By Courtney Freitag
Many parents of high schoolers on the spectrum don’t realize that planning for college or post-secondary education can begin at diagnosis. By taking advantage of the built-in supports at school, building self-advocacy skills and enriching specific interests, a rewarding life awaits beyond their senior year.
“How do we define success? It depends upon the individual and where they want to go in their life, and based upon each person’s unique talents and capacities,” says Brad Hendershott, autism services supervisor with the Columbia Regional Program in Portland. “Some of our students with ASD aim to graduate from a four-year college and to be competitively employed. Others want a job within a supported context, to participate in the community, and to have the daily living skills needed to take care of themselves.”
Additionally, the federal law that mandates a free public education for those with disabilities, and the individual supports provided through an Individualized Education Plan (IEP), begin to dissipate the closer one gets to graduation. Preparing high school students for more than a trade school or community college option takes clear planning and strong supports.
Setting goals in place as soon as a child is identified on the autism spectrum is important, as well as creating a strong team that includes educators, the IEP case manager and school staff. This creates a track for students and identifies the necessary requirements for college admissions.
“Make sure that you have a positive trajectory for your child’s life,” says Karen Krejcha, mom to son Justin, a 15-year-old sophomore seeking to attend a 4-year university for computer game design. “Encourage him or her to be a life-long learner so that he or she will want to go to college and continue learning after high school. Dream big!”

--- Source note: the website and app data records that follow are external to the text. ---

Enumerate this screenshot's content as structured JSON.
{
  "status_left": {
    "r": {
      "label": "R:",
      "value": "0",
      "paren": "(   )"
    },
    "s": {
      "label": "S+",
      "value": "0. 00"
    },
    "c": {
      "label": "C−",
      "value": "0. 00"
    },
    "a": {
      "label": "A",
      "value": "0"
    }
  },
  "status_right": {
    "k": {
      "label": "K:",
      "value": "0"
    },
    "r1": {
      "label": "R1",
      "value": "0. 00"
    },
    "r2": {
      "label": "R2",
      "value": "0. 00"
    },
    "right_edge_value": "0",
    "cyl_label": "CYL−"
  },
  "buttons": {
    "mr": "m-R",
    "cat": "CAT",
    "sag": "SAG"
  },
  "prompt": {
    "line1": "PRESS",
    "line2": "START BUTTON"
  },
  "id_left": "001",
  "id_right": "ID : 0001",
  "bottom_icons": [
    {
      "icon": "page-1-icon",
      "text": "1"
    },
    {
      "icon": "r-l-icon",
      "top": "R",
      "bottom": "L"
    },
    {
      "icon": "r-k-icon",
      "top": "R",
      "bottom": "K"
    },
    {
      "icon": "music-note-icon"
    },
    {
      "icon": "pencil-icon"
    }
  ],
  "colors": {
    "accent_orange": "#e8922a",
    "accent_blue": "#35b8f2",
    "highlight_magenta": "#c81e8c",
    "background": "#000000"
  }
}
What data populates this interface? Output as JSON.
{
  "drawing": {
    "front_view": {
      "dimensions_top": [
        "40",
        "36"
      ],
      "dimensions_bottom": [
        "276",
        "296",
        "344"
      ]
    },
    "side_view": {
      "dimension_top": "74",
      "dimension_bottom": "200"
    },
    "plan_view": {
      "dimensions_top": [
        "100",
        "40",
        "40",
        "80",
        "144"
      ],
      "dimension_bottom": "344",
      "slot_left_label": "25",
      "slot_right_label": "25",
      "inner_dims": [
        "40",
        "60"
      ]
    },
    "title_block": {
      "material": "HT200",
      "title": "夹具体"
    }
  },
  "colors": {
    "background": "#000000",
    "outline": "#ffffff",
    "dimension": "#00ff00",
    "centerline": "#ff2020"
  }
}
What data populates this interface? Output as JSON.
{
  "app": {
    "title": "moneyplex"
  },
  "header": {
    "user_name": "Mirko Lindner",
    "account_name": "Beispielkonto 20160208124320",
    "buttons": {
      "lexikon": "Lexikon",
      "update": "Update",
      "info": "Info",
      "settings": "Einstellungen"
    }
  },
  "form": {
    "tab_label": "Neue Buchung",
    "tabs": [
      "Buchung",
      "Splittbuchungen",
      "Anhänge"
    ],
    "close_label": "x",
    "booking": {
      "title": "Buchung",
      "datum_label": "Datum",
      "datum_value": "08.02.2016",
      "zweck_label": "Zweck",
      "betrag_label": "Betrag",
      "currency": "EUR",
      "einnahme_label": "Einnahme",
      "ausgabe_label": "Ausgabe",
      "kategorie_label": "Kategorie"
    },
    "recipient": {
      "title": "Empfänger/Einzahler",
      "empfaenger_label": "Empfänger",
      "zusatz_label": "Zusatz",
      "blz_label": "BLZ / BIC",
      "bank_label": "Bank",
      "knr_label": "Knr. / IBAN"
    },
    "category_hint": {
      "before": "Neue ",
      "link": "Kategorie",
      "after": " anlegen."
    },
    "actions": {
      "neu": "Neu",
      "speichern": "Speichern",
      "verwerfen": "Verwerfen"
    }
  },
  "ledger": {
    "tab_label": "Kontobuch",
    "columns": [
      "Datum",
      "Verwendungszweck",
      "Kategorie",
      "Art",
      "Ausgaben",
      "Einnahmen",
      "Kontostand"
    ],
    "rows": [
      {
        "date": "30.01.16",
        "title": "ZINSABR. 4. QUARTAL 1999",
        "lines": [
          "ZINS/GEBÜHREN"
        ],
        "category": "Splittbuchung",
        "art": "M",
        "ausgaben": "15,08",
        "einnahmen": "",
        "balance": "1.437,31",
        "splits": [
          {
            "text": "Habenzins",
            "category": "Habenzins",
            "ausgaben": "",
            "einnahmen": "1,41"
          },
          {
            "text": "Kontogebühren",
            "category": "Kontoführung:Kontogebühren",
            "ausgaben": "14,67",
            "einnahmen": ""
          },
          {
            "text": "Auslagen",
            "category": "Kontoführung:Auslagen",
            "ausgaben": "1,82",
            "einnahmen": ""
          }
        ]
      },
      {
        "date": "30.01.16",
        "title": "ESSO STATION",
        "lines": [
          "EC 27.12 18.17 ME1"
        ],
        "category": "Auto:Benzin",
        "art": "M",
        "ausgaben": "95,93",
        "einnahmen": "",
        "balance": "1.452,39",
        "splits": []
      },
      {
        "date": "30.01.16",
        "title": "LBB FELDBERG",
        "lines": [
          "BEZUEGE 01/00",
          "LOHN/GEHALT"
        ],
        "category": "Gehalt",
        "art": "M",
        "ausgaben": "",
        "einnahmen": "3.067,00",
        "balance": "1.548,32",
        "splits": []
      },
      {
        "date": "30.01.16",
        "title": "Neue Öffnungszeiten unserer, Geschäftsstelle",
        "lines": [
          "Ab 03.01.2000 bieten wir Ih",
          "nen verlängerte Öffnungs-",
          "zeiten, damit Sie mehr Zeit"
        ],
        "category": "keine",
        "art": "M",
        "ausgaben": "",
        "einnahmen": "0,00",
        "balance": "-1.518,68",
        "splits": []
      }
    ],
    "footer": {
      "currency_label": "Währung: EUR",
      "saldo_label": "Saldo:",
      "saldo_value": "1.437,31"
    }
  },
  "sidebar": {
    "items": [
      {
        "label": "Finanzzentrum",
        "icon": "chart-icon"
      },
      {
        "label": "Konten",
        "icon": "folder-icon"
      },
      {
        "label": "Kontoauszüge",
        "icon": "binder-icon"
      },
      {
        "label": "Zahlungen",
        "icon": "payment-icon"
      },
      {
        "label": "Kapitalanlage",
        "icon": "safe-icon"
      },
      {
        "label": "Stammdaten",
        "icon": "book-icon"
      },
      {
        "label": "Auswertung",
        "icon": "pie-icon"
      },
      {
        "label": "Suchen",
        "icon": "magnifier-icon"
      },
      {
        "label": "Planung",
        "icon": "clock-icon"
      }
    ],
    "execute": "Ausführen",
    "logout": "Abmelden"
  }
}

While in high school, plan to attend all IEP meetings and make sure that your child is included in the process, Krejcha adds.
“Make sure to have a strong understanding of how much support or guidance your student is receiving so you can be realistic when planning for transition after high school.”
Hendershott adds that clear goal-setting for postsecondary education includes an age-appropriate assessment, timeline for completion, the roles of team members and a description of the activities that must occur to help the student achieve their goals.
“The student with ASD should meaningfully participate in the development of their transition plan—along with their parents—this will yield better plans and stronger outcomes,” he says.
Understanding and building on your child’s unique interests, strong aptitudes and abilities is also beneficial. Students may take Advanced Placement (AP) classes and have the opportunity to earn college credits, stand out during college admissions and skip introductory college courses.
Additionally, the lack of social competence can be a great barrier for many individuals with ASD who have otherwise solid academic capabilities, Hendershott says.
Deficits in executive skills (i.e., executive function) also pose a significant barrier because at the postsecondary level, there is rarely any “hand holding” with regard to showing up for class prepared, tracking assignments and getting work turned in on time.
Lack of understanding among faculty and peers alike can cause problems for students when the ASD manifests itself in some way, and yet the behavior is misperceived as willfully rude, disrespectful, threatening or strange, Hendershott says.
“We have come a long way in this country when it comes to people with physical and sensory challenges,” he says. “We willingly adjust and accommodate someone when we realize they are deaf or blind. And yet we lag terribly with regard to how we respond as a society to people with neurodevelopmental disabilities who may show no outward signs of a disability.”
Students with autism have many of the same considerations when choosing a college that his or her neurotypical peers do: location, cost and course offerings. However, in addition, those with ASD should consider the level of supports available on campus, structure of a program, class size and the availability of modifications available to students with disabilities.
When it is time for actual enrollment, Hendershott recommends thinking about a plan that thoughtfully scaffolds participation in post-secondary education—both in terms of the academic demands as well as the social and sensory demands.
“To start with, perhaps your son or daughter with ASD can take one or two classes at a community college while continuing to live at home,” he says. “They can adjust to the new environment and expectations with stand-by support that should be faded as they are increasingly successful.”
Take the time to research what different colleges and universities offer with regard to services for students with disabilities. There are some robust supports available, such as tutoring support, note-takers and students may also be able to receive accommodations, such as increased time for tests.
“Person-centered planning is a powerful tool for encouraging the student with ASD to gain increased control over their own life, and for the team to recognize and factor in the interests, hopes and dreams of the student,” Hendershott adds. “The transition plan operationalizes the steps involved to help the student reach their aspirations in adult life.”
Encouraging a strong sense of self-advocacy and empowering children throughout life is helpful to understand how autism, or other learning disabilities, may impact academic studies, Krejcha says. This skill will be helpful when students transition into post-secondary education.
Many colleges and university’s disabilities program can advocate on behalf of students, if the student needs the extra support. By contacting professors about extra accommodations needed, students with autism can request modifications such as extra time and a secluded space to take exams, additional time to answer and process information and exemption or alternate options for oral presentations.
The more that students hone life skills, such as doing laundry and cooking independently, while still in high school, the smoother the transition to post-secondary education can be.
“Some say beginning work on adult transition in high school is ‘too late,’” Hendershott says. “I won’t say that. Let’s flip that over and say it’s never too early to begin working toward adult transition.”